Birds abound these rich waters. Different species of sea gulls can be seen flying and floating lazily picking up scraps thrown out by fishermen and hunting for food when the opportunity arises. Apart from the sea gulls, these inlets harbour a wide variety of sea birds such as the Common Murre, Common loons, Rhinoceres auklets, Pigeon Guillemot and Cormorants to name a few.
A bald eagle on a perch in Glendale cove.
With a wingspan over six feet and talons like fish hooks, the Bald eagle (Haliaeetus leucocephalus) is a formidable hunter in these inlets.Even though they are partial to fish, these mighty birds are known to hunt a variety of other birds including birds as large as the beautiful Blue Heron.
The Blondes of the Glendale Cove
A mother grizzly and her cub on the banks of Glendale river, Glendale cove, Canada
Numerous glacier fed rivers and streams flow down into these inlets creating unique habitats that sustain one of the largest land carnivore in this planet. The grizzly bears (Ursus arctos horribilis) once roamed all of North America, but now they are confined in an ever shrinking habitat threatened by development and sports hunting. The inaccessible inlets of the Great Bear Rainforest remain one of the last bastion of this magnificent species. The Glendale Cove is part of one such inlet lying at the southern end of the rainforest boundary. The Glendale River empties into the cove creating an unique habitat that is dominated by Lyngby sedge (Carex lyngbyei). In early spring, the grizzlies move down from their hibernation dens in the mountains to the mouth of the Glendale River to feed on fresh sedges. These plants provide them with essential nutrients until the salmon run starts in the fall. In fact, almost 80 % of the grizzly’s diet is composed for sedges, berries and other plants.

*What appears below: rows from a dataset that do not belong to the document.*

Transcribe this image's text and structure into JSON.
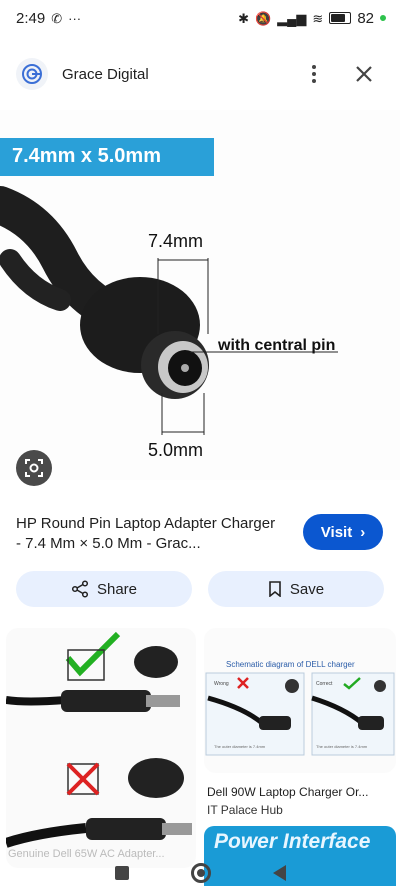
{
  "status": {
    "time": "2:49",
    "battery": "82"
  },
  "header": {
    "site_name": "Grace Digital"
  },
  "image": {
    "banner": "7.4mm x 5.0mm",
    "label_outer": "7.4mm",
    "label_pin": "with central pin",
    "label_inner": "5.0mm"
  },
  "result": {
    "title": "HP Round Pin Laptop Adapter Charger - 7.4 Mm × 5.0 Mm - Grac...",
    "visit_label": "Visit"
  },
  "actions": {
    "share_label": "Share",
    "save_label": "Save"
  },
  "related": [
    {
      "caption": "Genuine Dell 65W AC Adapter..."
    },
    {
      "image_title": "Schematic diagram of DELL charger",
      "wrong": "Wrong",
      "correct": "Correct",
      "note": "The outer diameter is 7.4mm",
      "title": "Dell 90W Laptop Charger Or...",
      "source": "IT Palace Hub"
    },
    {
      "banner": "Power Interface"
    }
  ],
  "colors": {
    "accent": "#0b57d0",
    "banner": "#2aa0d8",
    "chip": "#e8f0fe"
  }
}
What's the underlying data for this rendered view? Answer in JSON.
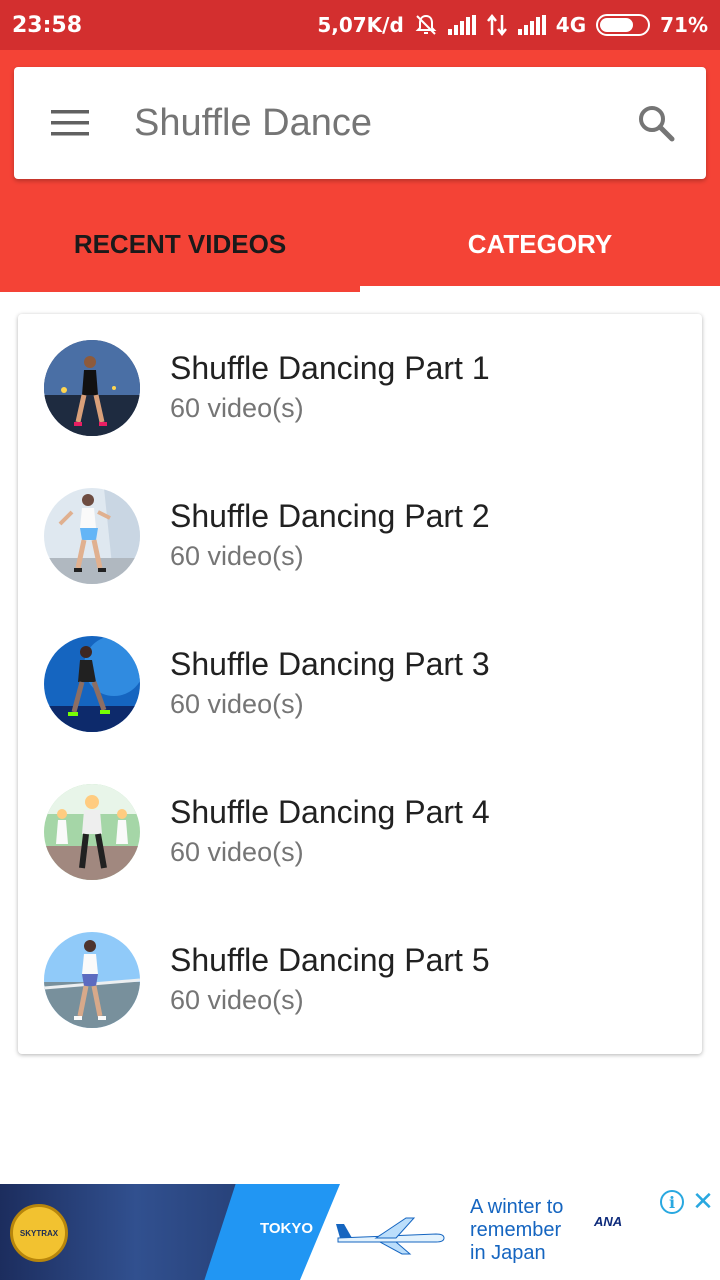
{
  "status_bar": {
    "time": "23:58",
    "network_speed": "5,07K/d",
    "network_type": "4G",
    "battery": "71%",
    "battery_level": 0.71,
    "icons": [
      "notifications-off-icon",
      "signal-icon",
      "data-transfer-icon",
      "signal-icon",
      "battery-icon"
    ]
  },
  "header": {
    "title": "Shuffle Dance",
    "menu_icon": "hamburger-menu-icon",
    "search_icon": "search-icon",
    "accent_color": "#f44336",
    "status_color": "#d32f2f"
  },
  "tabs": [
    {
      "label": "RECENT VIDEOS",
      "selected": false
    },
    {
      "label": "CATEGORY",
      "selected": true
    }
  ],
  "categories": [
    {
      "title": "Shuffle Dancing Part 1",
      "count": "60 video(s)"
    },
    {
      "title": "Shuffle Dancing Part 2",
      "count": "60 video(s)"
    },
    {
      "title": "Shuffle Dancing Part 3",
      "count": "60 video(s)"
    },
    {
      "title": "Shuffle Dancing Part 4",
      "count": "60 video(s)"
    },
    {
      "title": "Shuffle Dancing Part 5",
      "count": "60 video(s)"
    }
  ],
  "ad": {
    "headline_lines": [
      "A winter to",
      "remember",
      "in Japan"
    ],
    "tokyo_label": "TOKYO",
    "brand": "ANA",
    "info_icon": "info-icon",
    "close_icon": "close-icon"
  }
}
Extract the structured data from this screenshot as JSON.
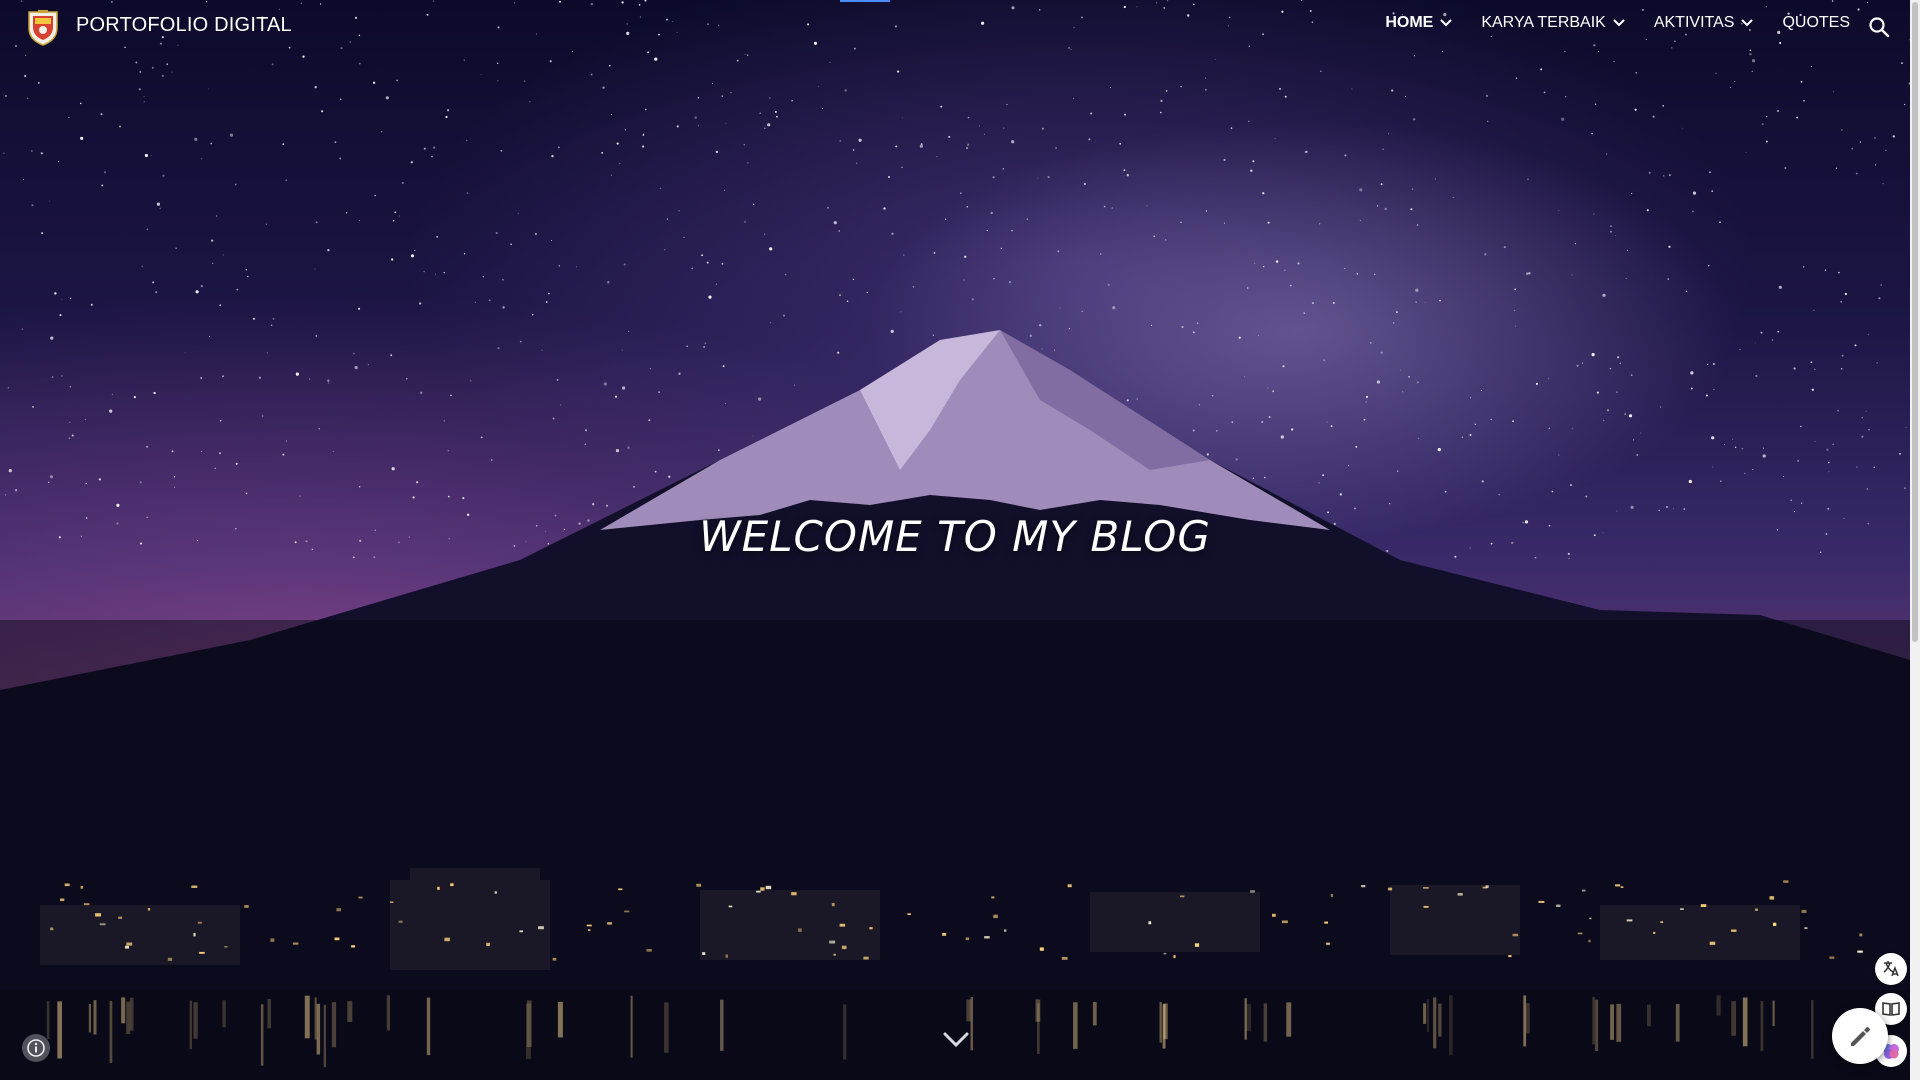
{
  "site": {
    "title": "PORTOFOLIO DIGITAL"
  },
  "nav": {
    "items": [
      {
        "label": "HOME",
        "has_dropdown": true,
        "active": true
      },
      {
        "label": "KARYA TERBAIK",
        "has_dropdown": true,
        "active": false
      },
      {
        "label": "AKTIVITAS",
        "has_dropdown": true,
        "active": false
      },
      {
        "label": "QUOTES",
        "has_dropdown": false,
        "active": false
      }
    ],
    "search_icon": "search-icon"
  },
  "hero": {
    "heading": "WELCOME TO MY BLOG",
    "scroll_icon": "chevron-down-icon"
  },
  "floating_actions": {
    "edit_icon": "pencil-icon",
    "small_icons": [
      "translate-icon",
      "book-icon",
      "brain-icon"
    ],
    "info_icon": "info-icon"
  },
  "colors": {
    "text": "#ffffff",
    "accent": "#4d8cff"
  }
}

Grizzly cubs at play in Glendale river, Glendale Cove, Canada.
Early spring is also when the female grizzly’s bring their cubs down to the estuary. The protective mothers keep the cubs at a very safe distance from big males while grazing on the sedges and foraging for sea-life on the shores. The cubs remain with their mothers for about two years before setting off on their own. The male cubs can grow to an average weight of about 400 to 790 pounds and occasionally some males can weigh as much as 1500 pounds. Females are much smaller and some females can weigh as little as 220 pounds. Grizzlies have vast home territories making them vulnerable to the Impact of forest fragmentation. Furthermore, sport hunting is also taking a toll of these majestic animals that once ruled most of North America.
Threats to the Rainforest
Clear cut logging is one of the most immediate threat to the Great Bear Rainforest. Even today large swathes of pristine old growth forest are being clear-cut with little concern to the impact that it has on the ecosystem. Recently, the Government of Canada has proposed to build an oil-pipeline that will traverse the heart of the Great Bear Rainforest. A leak from these pipelines or an oil-tanker accident would destroy this unique ecosystem to irreparable levels. If immediate conservation measures are not taken we will lose these great forests forever.
Useful Links and Further Reading